Can you pull a wart out?

Answered by Randy McIntyre

Can you pull a wart out?

Removing a wart by pulling it out is not recommended, as it can cause pain, bleeding, and potential infection. It is important to approach wart removal with caution and follow proper techniques to ensure a safe and effective process.

While it may be tempting to simply pull a wart out, this method is not recommended for several reasons. Warts are caused by a viral infection in the skin, and pulling the wart may not fully remove the underlying viral particles. This can lead to the wart growing back or spreading to other areas of the body.

Additionally, pulling a wart out can be painful and may cause bleeding. Warts are often located in sensitive areas, such as the hands or feet, where the skin is thinner and more prone to injury. Forcefully pulling on a wart can result in pain and potentially damage the surrounding healthy skin.
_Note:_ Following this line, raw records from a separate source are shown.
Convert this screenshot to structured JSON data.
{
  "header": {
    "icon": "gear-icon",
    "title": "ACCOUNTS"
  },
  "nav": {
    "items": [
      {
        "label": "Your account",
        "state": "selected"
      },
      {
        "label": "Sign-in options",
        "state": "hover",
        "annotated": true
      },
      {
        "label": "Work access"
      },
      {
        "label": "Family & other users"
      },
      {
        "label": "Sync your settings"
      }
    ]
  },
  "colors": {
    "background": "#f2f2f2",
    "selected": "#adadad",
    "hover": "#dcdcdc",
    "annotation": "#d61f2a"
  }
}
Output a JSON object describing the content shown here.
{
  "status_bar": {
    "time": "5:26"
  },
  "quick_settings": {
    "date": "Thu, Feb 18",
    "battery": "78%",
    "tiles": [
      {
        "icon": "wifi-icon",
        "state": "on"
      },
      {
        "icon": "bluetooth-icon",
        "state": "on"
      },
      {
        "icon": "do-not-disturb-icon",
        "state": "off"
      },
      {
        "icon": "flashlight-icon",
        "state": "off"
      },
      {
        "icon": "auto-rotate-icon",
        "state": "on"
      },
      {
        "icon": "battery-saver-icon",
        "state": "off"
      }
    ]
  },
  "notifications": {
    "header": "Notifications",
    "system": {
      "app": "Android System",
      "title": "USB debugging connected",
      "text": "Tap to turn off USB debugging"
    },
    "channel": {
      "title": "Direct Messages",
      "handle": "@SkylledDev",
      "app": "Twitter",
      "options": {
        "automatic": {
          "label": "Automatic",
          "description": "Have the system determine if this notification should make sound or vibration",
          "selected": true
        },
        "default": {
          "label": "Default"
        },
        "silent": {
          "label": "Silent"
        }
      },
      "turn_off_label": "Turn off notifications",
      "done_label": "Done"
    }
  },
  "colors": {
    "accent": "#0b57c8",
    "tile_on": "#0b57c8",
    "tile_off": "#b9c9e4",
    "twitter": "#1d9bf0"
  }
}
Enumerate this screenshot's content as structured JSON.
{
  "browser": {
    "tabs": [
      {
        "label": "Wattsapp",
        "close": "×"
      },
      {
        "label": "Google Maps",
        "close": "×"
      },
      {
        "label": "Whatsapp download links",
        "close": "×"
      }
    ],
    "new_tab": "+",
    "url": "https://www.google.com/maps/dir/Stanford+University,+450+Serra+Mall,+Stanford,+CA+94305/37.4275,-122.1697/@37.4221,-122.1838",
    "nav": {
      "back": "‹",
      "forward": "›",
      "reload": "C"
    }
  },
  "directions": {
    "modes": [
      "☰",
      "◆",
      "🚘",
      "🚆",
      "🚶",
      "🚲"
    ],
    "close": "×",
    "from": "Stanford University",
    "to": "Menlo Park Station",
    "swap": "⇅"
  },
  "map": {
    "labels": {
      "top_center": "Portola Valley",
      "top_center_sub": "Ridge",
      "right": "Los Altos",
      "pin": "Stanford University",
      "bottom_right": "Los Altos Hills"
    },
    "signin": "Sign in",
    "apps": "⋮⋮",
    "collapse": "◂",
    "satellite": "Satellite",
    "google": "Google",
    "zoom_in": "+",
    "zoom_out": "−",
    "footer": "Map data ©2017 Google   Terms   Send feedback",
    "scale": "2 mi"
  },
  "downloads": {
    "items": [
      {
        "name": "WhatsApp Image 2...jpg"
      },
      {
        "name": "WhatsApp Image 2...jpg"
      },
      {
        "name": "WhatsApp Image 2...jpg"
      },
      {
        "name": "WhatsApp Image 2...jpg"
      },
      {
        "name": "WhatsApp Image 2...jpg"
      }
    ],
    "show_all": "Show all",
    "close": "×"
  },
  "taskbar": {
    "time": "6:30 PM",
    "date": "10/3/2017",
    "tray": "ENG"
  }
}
Instead of pulling a wart out, it is advisable to pursue other methods of removal that are less invasive and have a higher chance of success. Here are some alternative options for wart removal:

1. Over-the-counter treatments: There are numerous over-the-counter wart removal products available, such as salicylic acid-based solutions or adhesive pads. These treatments work by gradually breaking down the layers of the wart until it disappears. It is important to carefully follow the instructions provided with the product and be patient, as it may take several weeks or even months to see results.

2. Cryotherapy: This involves freezing the wart with liquid nitrogen. Cryotherapy can be done at a doctor’s office or by using over-the-counter freeze kits. The extreme cold temperature destroys the cells within the wart, causing it to eventually fall off. Multiple treatments may be required for larger or stubborn warts.

3. Laser therapy: In some cases, laser therapy may be recommended by a healthcare professional. This procedure uses a high-intensity laser to destroy the blood vessels feeding the wart, which eventually causes it to wither and fall off. Laser therapy is often reserved for larger or more resistant warts.

4. Surgical removal: If other methods have not been successful, a doctor may recommend surgical removal of the wart. This can be done using various techniques, such as excision (cutting out the wart), curettage (scraping the wart off with a spoon-shaped instrument), or electrosurgery (burning the wart using an electric current). Local anesthesia is usually used to minimize discomfort during the procedure.

It is important to note that individuals with certain medical conditions, such as diabetes or compromised immune systems, should consult a healthcare professional before attempting any wart removal methods. These conditions can increase the risk of complications and may require specialized care.

Pulling a wart out is not recommended due to the potential for pain, bleeding, and incomplete removal. There are various alternative methods available for wart removal, ranging from over-the-counter treatments to more invasive procedures performed by healthcare professionals. It is advisable to consult a healthcare professional to determine the most suitable and safe approach for wart removal.